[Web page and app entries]

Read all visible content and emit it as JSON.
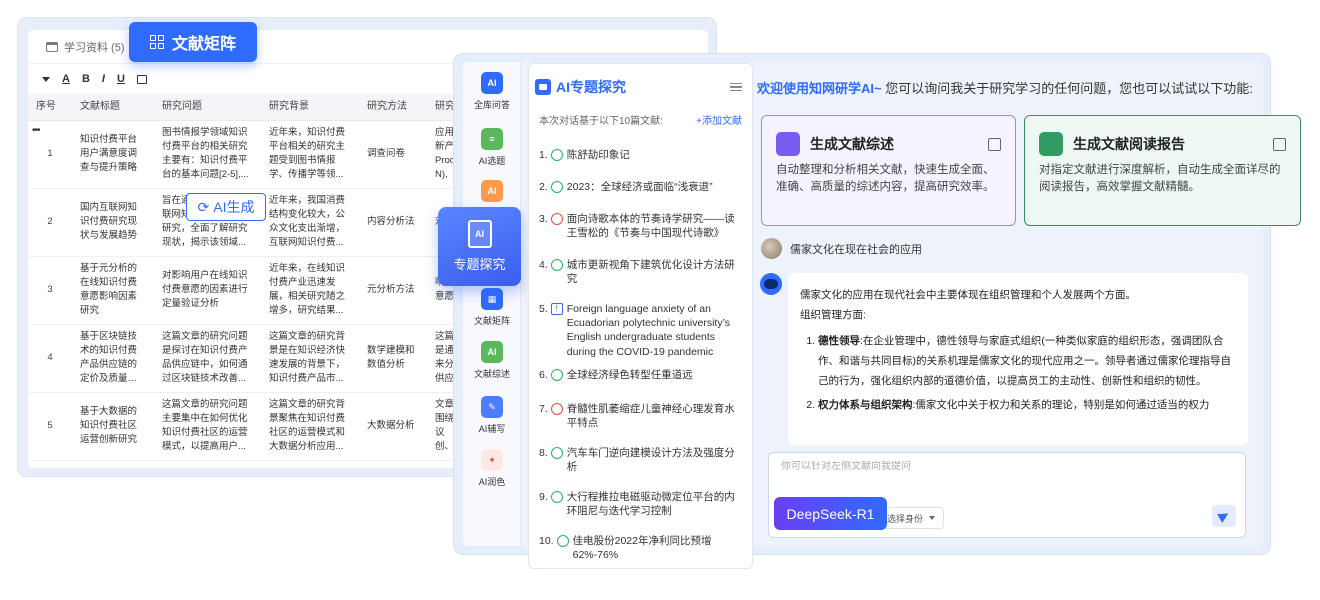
{
  "matrix": {
    "badge_label": "文献矩阵",
    "tab_label": "学习资料 (5)",
    "toolbar": [
      "A",
      "B",
      "I",
      "U"
    ],
    "columns": [
      "序号",
      "文献标题",
      "研究问题",
      "研究背景",
      "研究方法",
      "研究"
    ],
    "rows": [
      {
        "n": "1",
        "title": "知识付费平台用户满意度调查与提升策略",
        "problem": "图书情报学领域知识付费平台的相关研究主要有：知识付费平台的基本问题[2-5],...",
        "background": "近年来，知识付费平台相关的研究主题受到图书情报学、传播学等领...",
        "method": "调查问卷",
        "extra": "应用新产Prod N),"
      },
      {
        "n": "2",
        "title": "国内互联网知识付费研究现状与发展趋势",
        "problem": "旨在通过梳理国内互联网知识付费的相关研究，全面了解研究现状，揭示该领域...",
        "background": "近年来，我国消费结构变化较大，公众文化支出渐增，互联网知识付费...",
        "method": "内容分析法",
        "extra": "对我"
      },
      {
        "n": "3",
        "title": "基于元分析的在线知识付费意愿影响因素研究",
        "problem": "对影响用户在线知识付费意愿的因素进行定量验证分析",
        "background": "近年来，在线知识付费产业迅速发展，相关研究随之增多，研究结果...",
        "method": "元分析方法",
        "extra": "响用意愿"
      },
      {
        "n": "4",
        "title": "基于区块链技术的知识付费产品供应链的定价及质量决策研究",
        "problem": "这篇文章的研究问题是探讨在知识付费产品供应链中，如何通过区块链技术改善...",
        "background": "这篇文章的研究背景是在知识经济快速发展的背景下，知识付费产品市...",
        "method": "数学建模和数值分析",
        "extra": "这篇是通来分供应"
      },
      {
        "n": "5",
        "title": "基于大数据的知识付费社区运营创新研究",
        "problem": "这篇文章的研究问题主要集中在如何优化知识付费社区的运营模式，以提高用户...",
        "background": "这篇文章的研究背景聚焦在知识付费社区的运营模式和大数据分析应用...",
        "method": "大数据分析",
        "extra": "文章围绕议创、"
      }
    ],
    "ai_gen_label": "AI生成"
  },
  "sidebar": {
    "items": [
      {
        "label": "全库问答",
        "icon": "ai-chat-icon",
        "color": "#2f6bff"
      },
      {
        "label": "AI选题",
        "icon": "topic-select-icon",
        "color": "#4caf50"
      },
      {
        "label": "AI",
        "icon": "ai-icon",
        "color": "#ff8a3d"
      },
      {
        "label": "文献矩阵",
        "icon": "matrix-icon",
        "color": "#2f6bff"
      },
      {
        "label": "文献综述",
        "icon": "review-icon",
        "color": "#4caf50"
      },
      {
        "label": "AI辅写",
        "icon": "write-icon",
        "color": "#2f6bff"
      },
      {
        "label": "AI润色",
        "icon": "polish-icon",
        "color": "#e64a3b"
      }
    ],
    "highlight_label": "专题探究",
    "highlight_icon_text": "AI"
  },
  "list": {
    "title": "AI专题探究",
    "subtitle": "本次对话基于以下10篇文献:",
    "add_label": "+添加文献",
    "items": [
      {
        "n": "1.",
        "text": "陈舒劼印象记",
        "kind": "green"
      },
      {
        "n": "2.",
        "text": "2023：全球经济或面临“浅衰退”",
        "kind": "green"
      },
      {
        "n": "3.",
        "text": "面向诗歌本体的节奏诗学研究——读王雪松的《节奏与中国现代诗歌》",
        "kind": "red"
      },
      {
        "n": "4.",
        "text": "城市更新视角下建筑优化设计方法研究",
        "kind": "green"
      },
      {
        "n": "5.",
        "text": "Foreign language anxiety of an Ecuadorian polytechnic university’s English undergraduate students during the COVID-19 pandemic",
        "kind": "blue"
      },
      {
        "n": "6.",
        "text": "全球经济绿色转型任重道远",
        "kind": "green"
      },
      {
        "n": "7.",
        "text": "脊髓性肌萎缩症儿童神经心理发育水平特点",
        "kind": "red"
      },
      {
        "n": "8.",
        "text": "汽车车门逆向建模设计方法及强度分析",
        "kind": "green"
      },
      {
        "n": "9.",
        "text": "大行程推拉电磁驱动微定位平台的内环阻尼与迭代学习控制",
        "kind": "green"
      },
      {
        "n": "10.",
        "text": "佳电股份2022年净利同比预增62%-76%",
        "kind": "green"
      }
    ]
  },
  "chat": {
    "welcome_brand": "欢迎使用知网研学AI~",
    "welcome_rest": " 您可以询问我关于研究学习的任何问题，您也可以试试以下功能:",
    "card1": {
      "title": "生成文献综述",
      "desc": "自动整理和分析相关文献，快速生成全面、准确、高质量的综述内容，提高研究效率。",
      "color": "#7b5cf0"
    },
    "card2": {
      "title": "生成文献阅读报告",
      "desc": "对指定文献进行深度解析，自动生成全面详尽的阅读报告，高效掌握文献精髓。",
      "color": "#2e9c63"
    },
    "question": "儒家文化在现在社会的应用",
    "answer_intro": "儒家文化的应用在现代社会中主要体现在组织管理和个人发展两个方面。",
    "answer_section": "组织管理方面:",
    "answer_points": [
      {
        "term": "德性领导",
        "text": ":在企业管理中，德性领导与家庭式组织(一种类似家庭的组织形态，强调团队合作、和谐与共同目标)的关系机理是儒家文化的现代应用之一。领导者通过儒家伦理指导自己的行为，强化组织内部的道德价值，以提高员工的主动性、创新性和组织的韧性。"
      },
      {
        "term": "权力体系与组织架构",
        "text": ":儒家文化中关于权力和关系的理论，特别是如何通过适当的权力"
      }
    ],
    "input_placeholder": "你可以针对左侧文献向我提问",
    "model_label": "选择身份",
    "deepseek_label": "DeepSeek-R1"
  }
}
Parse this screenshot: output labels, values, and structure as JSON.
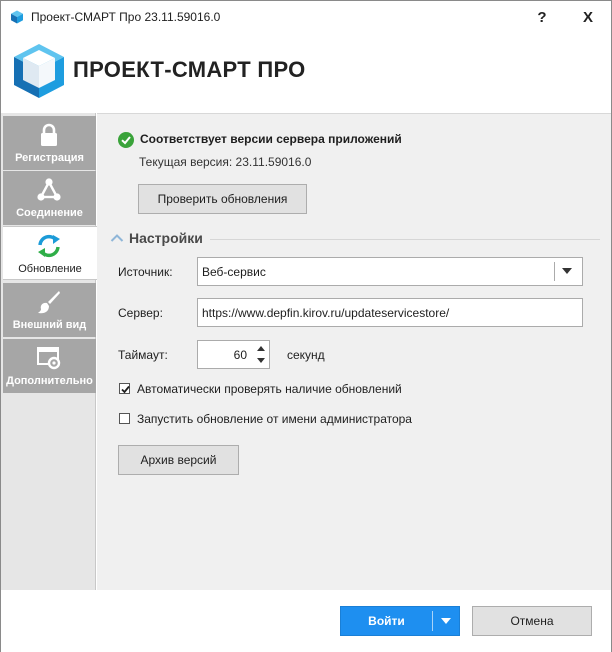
{
  "window": {
    "title": "Проект-СМАРТ Про 23.11.59016.0",
    "help_label": "?",
    "close_label": "X"
  },
  "header": {
    "brand": "ПРОЕКТ-СМАРТ ПРО",
    "colors": {
      "logo_light": "#5fc4ef",
      "logo_mid": "#1e9ddf",
      "logo_dark": "#1670b4"
    }
  },
  "sidebar": {
    "items": [
      {
        "label": "Регистрация",
        "icon": "lock-icon",
        "active": false
      },
      {
        "label": "Соединение",
        "icon": "network-icon",
        "active": false
      },
      {
        "label": "Обновление",
        "icon": "refresh-icon",
        "active": true
      },
      {
        "label": "Внешний вид",
        "icon": "brush-icon",
        "active": false
      },
      {
        "label": "Дополнительно",
        "icon": "window-gear-icon",
        "active": false
      }
    ]
  },
  "update": {
    "status": "Соответствует версии сервера приложений",
    "current_version": "Текущая версия: 23.11.59016.0",
    "check_button": "Проверить обновления",
    "status_color": "#3aa33a"
  },
  "settings": {
    "title": "Настройки",
    "source_label": "Источник:",
    "source_value": "Веб-сервис",
    "server_label": "Сервер:",
    "server_value": "https://www.depfin.kirov.ru/updateservicestore/",
    "timeout_label": "Таймаут:",
    "timeout_value": "60",
    "timeout_unit": "секунд",
    "auto_check_label": "Автоматически проверять наличие обновлений",
    "auto_check_checked": true,
    "run_as_admin_label": "Запустить обновление от имени администратора",
    "run_as_admin_checked": false,
    "archive_button": "Архив версий"
  },
  "footer": {
    "ok_button": "Войти",
    "cancel_button": "Отмена",
    "ok_color": "#1e8ff0"
  }
}
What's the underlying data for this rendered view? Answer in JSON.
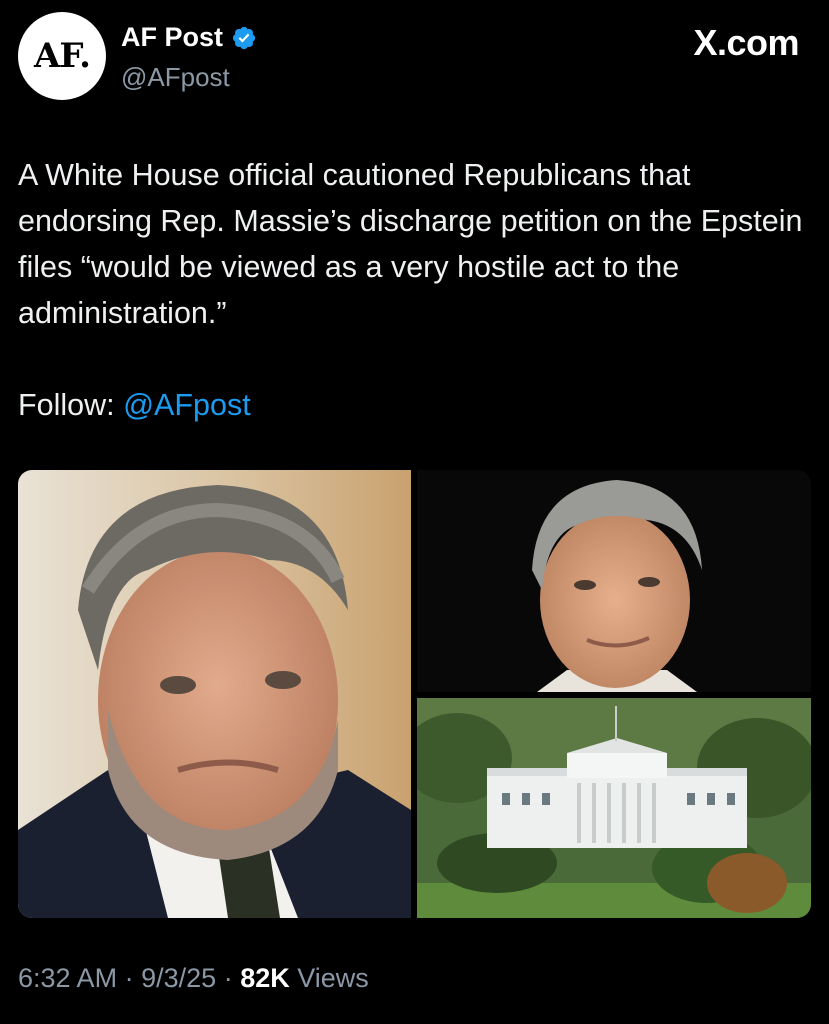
{
  "header": {
    "avatar_text": "AF.",
    "display_name": "AF Post",
    "handle": "@AFpost",
    "brand": "X.com",
    "verified_icon": "verified-badge-icon",
    "verified_color": "#1d9bf0"
  },
  "tweet": {
    "text": "A White House official cautioned Republicans that endorsing Rep. Massie’s discharge petition on the Epstein files “would be viewed as a very hostile act to the administration.”",
    "follow_label": "Follow:",
    "follow_mention": "@AFpost"
  },
  "media": {
    "images": [
      "man-with-beard-photo",
      "man-smiling-photo",
      "white-house-aerial-photo"
    ]
  },
  "meta": {
    "time": "6:32 AM",
    "separator": "·",
    "date": "9/3/25",
    "views_count": "82K",
    "views_label": "Views"
  },
  "colors": {
    "background": "#000000",
    "text": "#e7e9ea",
    "secondary": "#8b98a5",
    "link": "#1d9bf0"
  }
}
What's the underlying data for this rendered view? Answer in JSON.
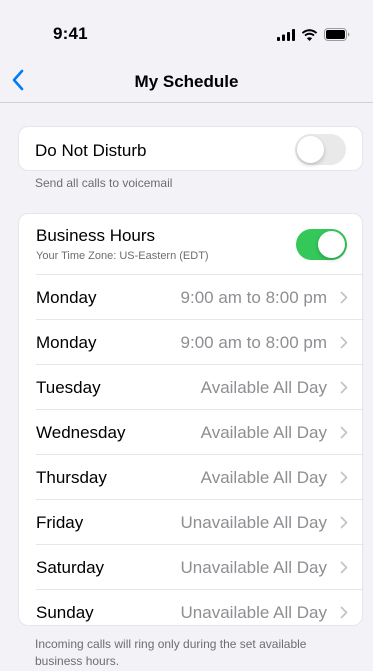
{
  "status_bar": {
    "time": "9:41",
    "icons": [
      "signal-icon",
      "wifi-icon",
      "battery-icon"
    ]
  },
  "nav": {
    "title": "My Schedule",
    "back_icon": "chevron-left-icon"
  },
  "do_not_disturb": {
    "label": "Do Not Disturb",
    "enabled": false,
    "footnote": "Send all calls to voicemail"
  },
  "business_hours": {
    "title": "Business Hours",
    "subtitle": "Your Time Zone: US-Eastern (EDT)",
    "enabled": true,
    "rows": [
      {
        "day": "Monday",
        "value": "9:00 am to 8:00 pm"
      },
      {
        "day": "Monday",
        "value": "9:00 am to 8:00 pm"
      },
      {
        "day": "Tuesday",
        "value": "Available All Day"
      },
      {
        "day": "Wednesday",
        "value": "Available All Day"
      },
      {
        "day": "Thursday",
        "value": "Available All Day"
      },
      {
        "day": "Friday",
        "value": "Unavailable All Day"
      },
      {
        "day": "Saturday",
        "value": "Unavailable All Day"
      },
      {
        "day": "Sunday",
        "value": "Unavailable All Day"
      }
    ],
    "footnote": "Incoming calls will ring only during the set available business hours."
  },
  "colors": {
    "accent": "#007aff",
    "toggle_on": "#34c759",
    "toggle_off": "#e9e9ea",
    "secondary_text": "#8e8e93"
  }
}
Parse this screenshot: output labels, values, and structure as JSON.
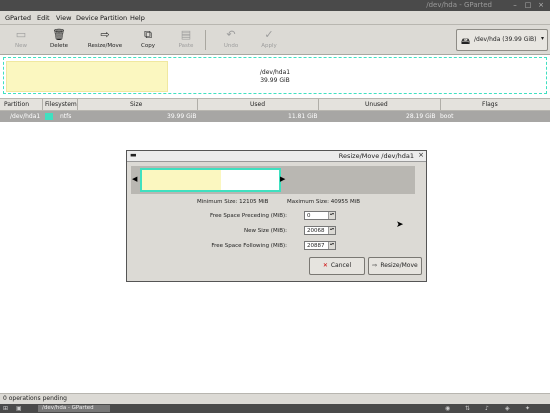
{
  "window": {
    "title": "/dev/hda - GParted"
  },
  "menubar": [
    "GParted",
    "Edit",
    "View",
    "Device",
    "Partition",
    "Help"
  ],
  "toolbar": {
    "new": "New",
    "delete": "Delete",
    "resize_move": "Resize/Move",
    "copy": "Copy",
    "paste": "Paste",
    "undo": "Undo",
    "apply": "Apply"
  },
  "device_selector": "/dev/hda   (39.99 GiB)",
  "map": {
    "name": "/dev/hda1",
    "size": "39.99 GiB",
    "used_fraction": 0.3
  },
  "table": {
    "headers": [
      "Partition",
      "Filesystem",
      "Size",
      "Used",
      "Unused",
      "Flags"
    ],
    "rows": [
      {
        "partition": "/dev/hda1",
        "filesystem": "ntfs",
        "size": "39.99 GiB",
        "used": "11.81 GiB",
        "unused": "28.19 GiB",
        "flags": "boot"
      }
    ]
  },
  "dialog": {
    "title": "Resize/Move /dev/hda1",
    "min_size": "Minimum Size: 12105 MiB",
    "max_size": "Maximum Size: 40955 MiB",
    "fields": [
      {
        "label": "Free Space Preceding (MiB):",
        "value": "0"
      },
      {
        "label": "New Size (MiB):",
        "value": "20068"
      },
      {
        "label": "Free Space Following (MiB):",
        "value": "20887"
      }
    ],
    "cancel": "Cancel",
    "resize": "Resize/Move"
  },
  "status": "0 operations pending",
  "taskbar": {
    "task": "/dev/hda - GParted"
  },
  "colors": {
    "ntfs": "#3fe0c0",
    "used": "#fbf7c0"
  }
}
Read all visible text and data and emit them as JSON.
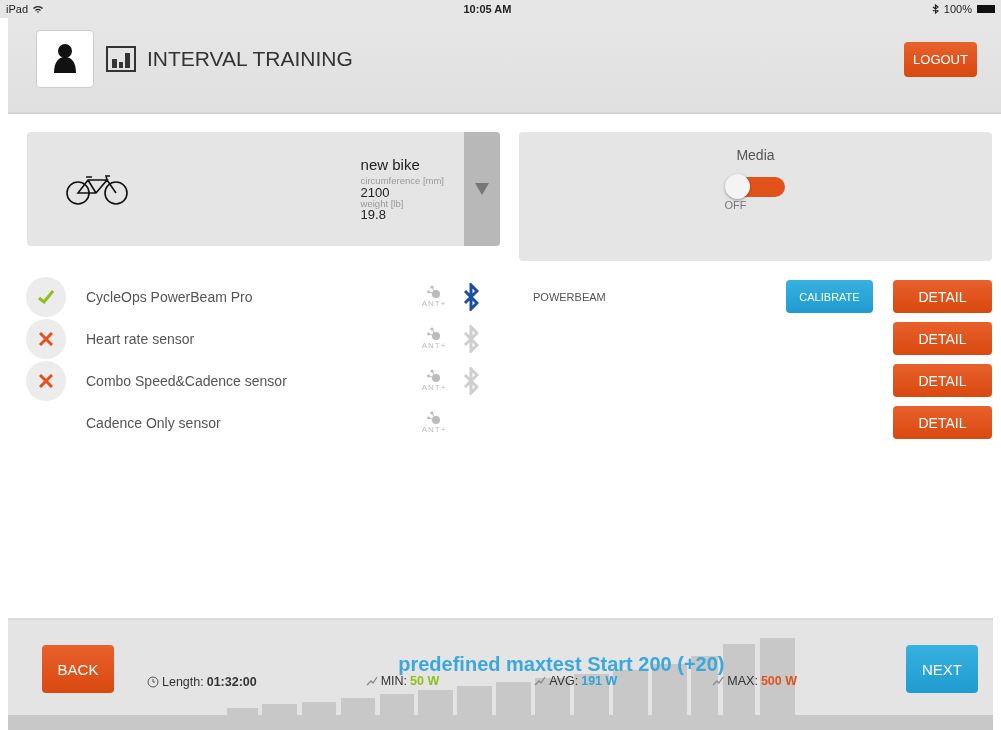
{
  "status_bar": {
    "device": "iPad",
    "time": "10:05 AM",
    "battery": "100%"
  },
  "header": {
    "title": "INTERVAL TRAINING",
    "logout": "LOGOUT"
  },
  "bike": {
    "name": "new bike",
    "circumference_label": "circumference [mm]",
    "circumference": "2100",
    "weight_label": "weight [lb]",
    "weight": "19.8"
  },
  "media": {
    "title": "Media",
    "on": false,
    "state_label": "OFF"
  },
  "sensors": [
    {
      "name": "CycleOps PowerBeam Pro",
      "kind": "check",
      "ant_label": "ANT+",
      "bluetooth_active": true,
      "device": "POWERBEAM",
      "calibrate": "CALIBRATE",
      "detail": "DETAIL"
    },
    {
      "name": "Heart rate sensor",
      "kind": "cross",
      "ant_label": "ANT+",
      "bluetooth_active": false,
      "detail": "DETAIL"
    },
    {
      "name": "Combo Speed&Cadence sensor",
      "kind": "cross",
      "ant_label": "ANT+",
      "bluetooth_active": false,
      "detail": "DETAIL"
    },
    {
      "name": "Cadence Only sensor",
      "kind": "plain",
      "ant_label": "ANT+",
      "detail": "DETAIL"
    }
  ],
  "footer": {
    "back": "BACK",
    "next": "NEXT",
    "program": "predefined maxtest Start 200 (+20)",
    "length_label": "Length:",
    "length": "01:32:00",
    "stats": [
      {
        "label": "MIN:",
        "value": "50 W",
        "color": "#8cc21a"
      },
      {
        "label": "AVG:",
        "value": "191 W",
        "color": "#2ea3d6"
      },
      {
        "label": "MAX:",
        "value": "500 W",
        "color": "#e2531c"
      }
    ]
  }
}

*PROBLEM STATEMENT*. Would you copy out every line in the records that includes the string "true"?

*ANSWER BOX*.
        "active": true
    "auto_check_checked": true,
    "enabled": true,
      "bluetooth_active": true,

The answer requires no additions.